• TASK INSTRUCTIONS
When you set down the entries, keep every word exactly as it is but drop the pictures.

• Website and app data records
□ □ □ □ □

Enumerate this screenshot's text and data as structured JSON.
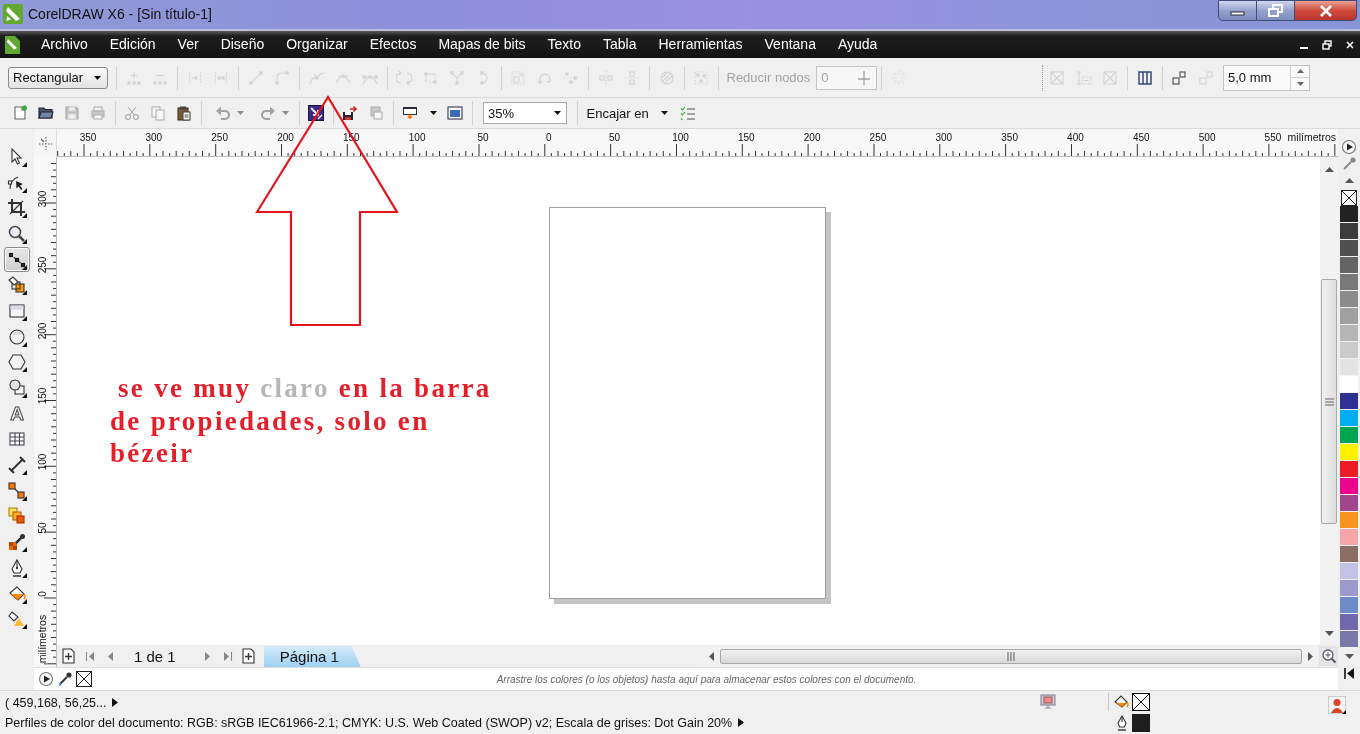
{
  "window": {
    "title": "CorelDRAW X6 - [Sin título-1]"
  },
  "menu_bar": {
    "items": [
      {
        "label": "Archivo"
      },
      {
        "label": "Edición"
      },
      {
        "label": "Ver"
      },
      {
        "label": "Diseño"
      },
      {
        "label": "Organizar"
      },
      {
        "label": "Efectos"
      },
      {
        "label": "Mapas de bits"
      },
      {
        "label": "Texto"
      },
      {
        "label": "Tabla"
      },
      {
        "label": "Herramientas"
      },
      {
        "label": "Ventana"
      },
      {
        "label": "Ayuda"
      }
    ]
  },
  "property_bar": {
    "selection_mode": {
      "value": "Rectangular"
    },
    "node_groups": [
      [
        {
          "disabled": true
        },
        {
          "disabled": true
        }
      ],
      [
        {
          "disabled": true
        },
        {
          "disabled": true
        }
      ],
      [
        {
          "disabled": true
        },
        {
          "disabled": true
        }
      ],
      [
        {
          "disabled": true
        },
        {
          "disabled": true
        },
        {
          "disabled": true
        }
      ],
      [
        {
          "disabled": true
        },
        {
          "disabled": true
        },
        {
          "disabled": true
        },
        {
          "disabled": true
        }
      ],
      [
        {
          "disabled": true
        },
        {
          "disabled": true
        },
        {
          "disabled": true
        }
      ],
      [
        {
          "disabled": true
        },
        {
          "disabled": true
        }
      ],
      [
        {
          "disabled": true
        }
      ],
      [
        {
          "disabled": true
        }
      ]
    ],
    "reduce_nodes": {
      "label": "Reducir nodos",
      "value": "0",
      "disabled": true
    },
    "trailing_tools": [
      {
        "disabled": true
      }
    ],
    "frame_groups": [
      [
        {
          "disabled": true
        },
        {
          "disabled": true
        },
        {
          "disabled": true
        }
      ],
      [
        {
          "disabled": false
        }
      ],
      [
        {
          "disabled": false
        },
        {
          "disabled": true
        }
      ]
    ],
    "nudge": {
      "value": "5,0 mm"
    }
  },
  "standard_toolbar": {
    "button_groups": [
      [
        {
          "disabled": false
        },
        {
          "disabled": false
        },
        {
          "disabled": true
        },
        {
          "disabled": true
        }
      ],
      [
        {
          "disabled": true
        },
        {
          "disabled": true
        },
        {
          "disabled": false
        }
      ],
      [
        {
          "disabled": true
        },
        {
          "disabled": true
        }
      ],
      [
        {
          "disabled": false
        }
      ],
      [
        {
          "disabled": false
        },
        {
          "disabled": true
        }
      ],
      [
        {
          "disabled": false
        },
        {
          "disabled": false
        }
      ]
    ],
    "zoom_level": {
      "value": "35%"
    },
    "snap_to": {
      "label": "Encajar en"
    }
  },
  "toolbox": {
    "tools": [
      {
        "selected": false
      },
      {
        "selected": false
      },
      {
        "selected": false
      },
      {
        "selected": false
      },
      {
        "selected": true
      },
      {
        "selected": false
      },
      {
        "selected": false
      },
      {
        "selected": false
      },
      {
        "selected": false
      },
      {
        "selected": false
      },
      {
        "selected": false,
        "glyph": "A"
      },
      {
        "selected": false
      },
      {
        "selected": false
      },
      {
        "selected": false
      },
      {
        "selected": false
      },
      {
        "selected": false
      },
      {
        "selected": false
      },
      {
        "selected": false
      },
      {
        "selected": false
      }
    ]
  },
  "rulers": {
    "horizontal": {
      "labels": [
        "350",
        "300",
        "250",
        "200",
        "150",
        "100",
        "50",
        "0",
        "50",
        "100",
        "150",
        "200",
        "250",
        "300",
        "350",
        "400",
        "450",
        "500",
        "550"
      ],
      "unit": "milímetros"
    },
    "vertical": {
      "labels": [
        "300",
        "250",
        "200",
        "150",
        "100",
        "50",
        "0"
      ],
      "unit": "milímetros"
    }
  },
  "annotation": {
    "segments": [
      {
        "text": "se ve muy ",
        "faded": false
      },
      {
        "text": "claro",
        "faded": true
      },
      {
        "text": " en la barra de propiedades, solo en bézeir",
        "faded": false
      }
    ]
  },
  "page_navigator": {
    "counter": "1 de 1",
    "tabs": [
      {
        "label": "Página 1",
        "selected": true
      }
    ]
  },
  "color_palette": {
    "swatches": [
      {
        "color": "#222222"
      },
      {
        "color": "#3c3c3c"
      },
      {
        "color": "#505050"
      },
      {
        "color": "#646464"
      },
      {
        "color": "#787878"
      },
      {
        "color": "#8c8c8c"
      },
      {
        "color": "#a0a0a0"
      },
      {
        "color": "#b5b5b5"
      },
      {
        "color": "#cacaca"
      },
      {
        "color": "#e3e3e3"
      },
      {
        "color": "#ffffff"
      },
      {
        "color": "#2e3192"
      },
      {
        "color": "#00aeef"
      },
      {
        "color": "#00a651"
      },
      {
        "color": "#fff200"
      },
      {
        "color": "#ed1c24"
      },
      {
        "color": "#ec008c"
      },
      {
        "color": "#a0468c"
      },
      {
        "color": "#f7941d"
      },
      {
        "color": "#f5a6a8"
      },
      {
        "color": "#8b6e63"
      },
      {
        "color": "#c4c2e4"
      },
      {
        "color": "#9c99cc"
      },
      {
        "color": "#6c8cc8"
      },
      {
        "color": "#7068ac"
      },
      {
        "color": "#7a78a8"
      }
    ]
  },
  "document_palette": {
    "hint": "Arrastre los colores (o los objetos) hasta aquí para almacenar estos colores con el documento."
  },
  "status_bar": {
    "cursor_position": "( 459,168, 56,25...",
    "color_profiles": "Perfiles de color del documento: RGB: sRGB IEC61966-2.1; CMYK: U.S. Web Coated (SWOP) v2; Escala de grises: Dot Gain 20%",
    "fill": {
      "kind": "none"
    },
    "outline": {
      "kind": "solid",
      "color": "#1e1e1e"
    }
  }
}
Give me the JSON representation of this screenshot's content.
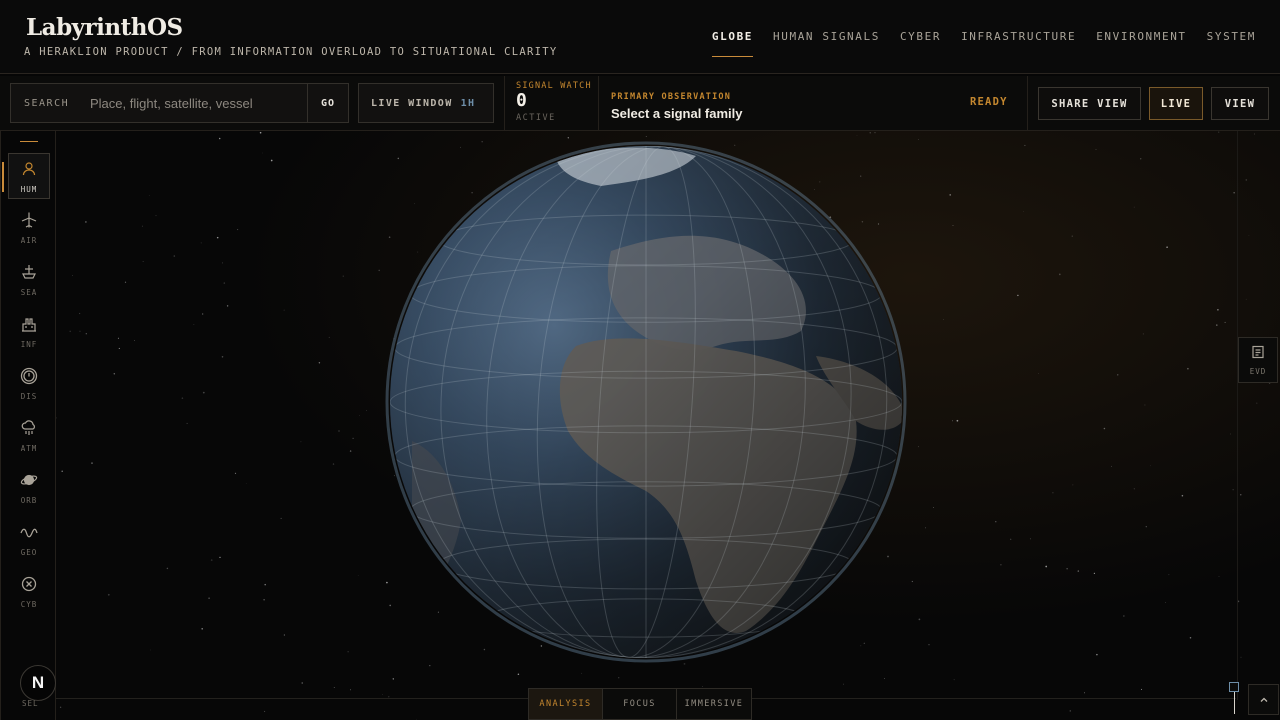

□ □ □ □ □

• EXERCISE ANSWER
Enumerate this screenshot's text and data as structured JSON.
{
  "window": {
    "title": "CorelDRAW X6 - [Sin título-1]"
  },
  "menu_bar": {
    "items": [
      {
        "label": "Archivo"
      },
      {
        "label": "Edición"
      },
      {
        "label": "Ver"
      },
      {
        "label": "Diseño"
      },
      {
        "label": "Organizar"
      },
      {
        "label": "Efectos"
      },
      {
        "label": "Mapas de bits"
      },
      {
        "label": "Texto"
      },
      {
        "label": "Tabla"
      },
      {
        "label": "Herramientas"
      },
      {
        "label": "Ventana"
      },
      {
        "label": "Ayuda"
      }
    ]
  },
  "property_bar": {
    "selection_mode": {
      "value": "Rectangular"
    },
    "node_groups": [
      [
        {
          "disabled": true
        },
        {
          "disabled": true
        }
      ],
      [
        {
          "disabled": true
        },
        {
          "disabled": true
        }
      ],
      [
        {
          "disabled": true
        },
        {
          "disabled": true
        }
      ],
      [
        {
          "disabled": true
        },
        {
          "disabled": true
        },
        {
          "disabled": true
        }
      ],
      [
        {
          "disabled": true
        },
        {
          "disabled": true
        },
        {
          "disabled": true
        },
        {
          "disabled": true
        }
      ],
      [
        {
          "disabled": true
        },
        {
          "disabled": true
        },
        {
          "disabled": true
        }
      ],
      [
        {
          "disabled": true
        },
        {
          "disabled": true
        }
      ],
      [
        {
          "disabled": true
        }
      ],
      [
        {
          "disabled": true
        }
      ]
    ],
    "reduce_nodes": {
      "label": "Reducir nodos",
      "value": "0",
      "disabled": true
    },
    "trailing_tools": [
      {
        "disabled": true
      }
    ],
    "frame_groups": [
      [
        {
          "disabled": true
        },
        {
          "disabled": true
        },
        {
          "disabled": true
        }
      ],
      [
        {
          "disabled": false
        }
      ],
      [
        {
          "disabled": false
        },
        {
          "disabled": true
        }
      ]
    ],
    "nudge": {
      "value": "5,0 mm"
    }
  },
  "standard_toolbar": {
    "button_groups": [
      [
        {
          "disabled": false
        },
        {
          "disabled": false
        },
        {
          "disabled": true
        },
        {
          "disabled": true
        }
      ],
      [
        {
          "disabled": true
        },
        {
          "disabled": true
        },
        {
          "disabled": false
        }
      ],
      [
        {
          "disabled": true
        },
        {
          "disabled": true
        }
      ],
      [
        {
          "disabled": false
        }
      ],
      [
        {
          "disabled": false
        },
        {
          "disabled": true
        }
      ],
      [
        {
          "disabled": false
        },
        {
          "disabled": false
        }
      ]
    ],
    "zoom_level": {
      "value": "35%"
    },
    "snap_to": {
      "label": "Encajar en"
    }
  },
  "toolbox": {
    "tools": [
      {
        "selected": false
      },
      {
        "selected": false
      },
      {
        "selected": false
      },
      {
        "selected": false
      },
      {
        "selected": true
      },
      {
        "selected": false
      },
      {
        "selected": false
      },
      {
        "selected": false
      },
      {
        "selected": false
      },
      {
        "selected": false
      },
      {
        "selected": false,
        "glyph": "A"
      },
      {
        "selected": false
      },
      {
        "selected": false
      },
      {
        "selected": false
      },
      {
        "selected": false
      },
      {
        "selected": false
      },
      {
        "selected": false
      },
      {
        "selected": false
      },
      {
        "selected": false
      }
    ]
  },
  "rulers": {
    "horizontal": {
      "labels": [
        "350",
        "300",
        "250",
        "200",
        "150",
        "100",
        "50",
        "0",
        "50",
        "100",
        "150",
        "200",
        "250",
        "300",
        "350",
        "400",
        "450",
        "500",
        "550"
      ],
      "unit": "milímetros"
    },
    "vertical": {
      "labels": [
        "300",
        "250",
        "200",
        "150",
        "100",
        "50",
        "0"
      ],
      "unit": "milímetros"
    }
  },
  "annotation": {
    "segments": [
      {
        "text": "se ve muy ",
        "faded": false
      },
      {
        "text": "claro",
        "faded": true
      },
      {
        "text": " en la barra de propiedades, solo en bézeir",
        "faded": false
      }
    ]
  },
  "page_navigator": {
    "counter": "1 de 1",
    "tabs": [
      {
        "label": "Página 1",
        "selected": true
      }
    ]
  },
  "color_palette": {
    "swatches": [
      {
        "color": "#222222"
      },
      {
        "color": "#3c3c3c"
      },
      {
        "color": "#505050"
      },
      {
        "color": "#646464"
      },
      {
        "color": "#787878"
      },
      {
        "color": "#8c8c8c"
      },
      {
        "color": "#a0a0a0"
      },
      {
        "color": "#b5b5b5"
      },
      {
        "color": "#cacaca"
      },
      {
        "color": "#e3e3e3"
      },
      {
        "color": "#ffffff"
      },
      {
        "color": "#2e3192"
      },
      {
        "color": "#00aeef"
      },
      {
        "color": "#00a651"
      },
      {
        "color": "#fff200"
      },
      {
        "color": "#ed1c24"
      },
      {
        "color": "#ec008c"
      },
      {
        "color": "#a0468c"
      },
      {
        "color": "#f7941d"
      },
      {
        "color": "#f5a6a8"
      },
      {
        "color": "#8b6e63"
      },
      {
        "color": "#c4c2e4"
      },
      {
        "color": "#9c99cc"
      },
      {
        "color": "#6c8cc8"
      },
      {
        "color": "#7068ac"
      },
      {
        "color": "#7a78a8"
      }
    ]
  },
  "document_palette": {
    "hint": "Arrastre los colores (o los objetos) hasta aquí para almacenar estos colores con el documento."
  },
  "status_bar": {
    "cursor_position": "( 459,168, 56,25...",
    "color_profiles": "Perfiles de color del documento: RGB: sRGB IEC61966-2.1; CMYK: U.S. Web Coated (SWOP) v2; Escala de grises: Dot Gain 20%",
    "fill": {
      "kind": "none"
    },
    "outline": {
      "kind": "solid",
      "color": "#1e1e1e"
    }
  }
}
Give me the JSON representation of this screenshot's content.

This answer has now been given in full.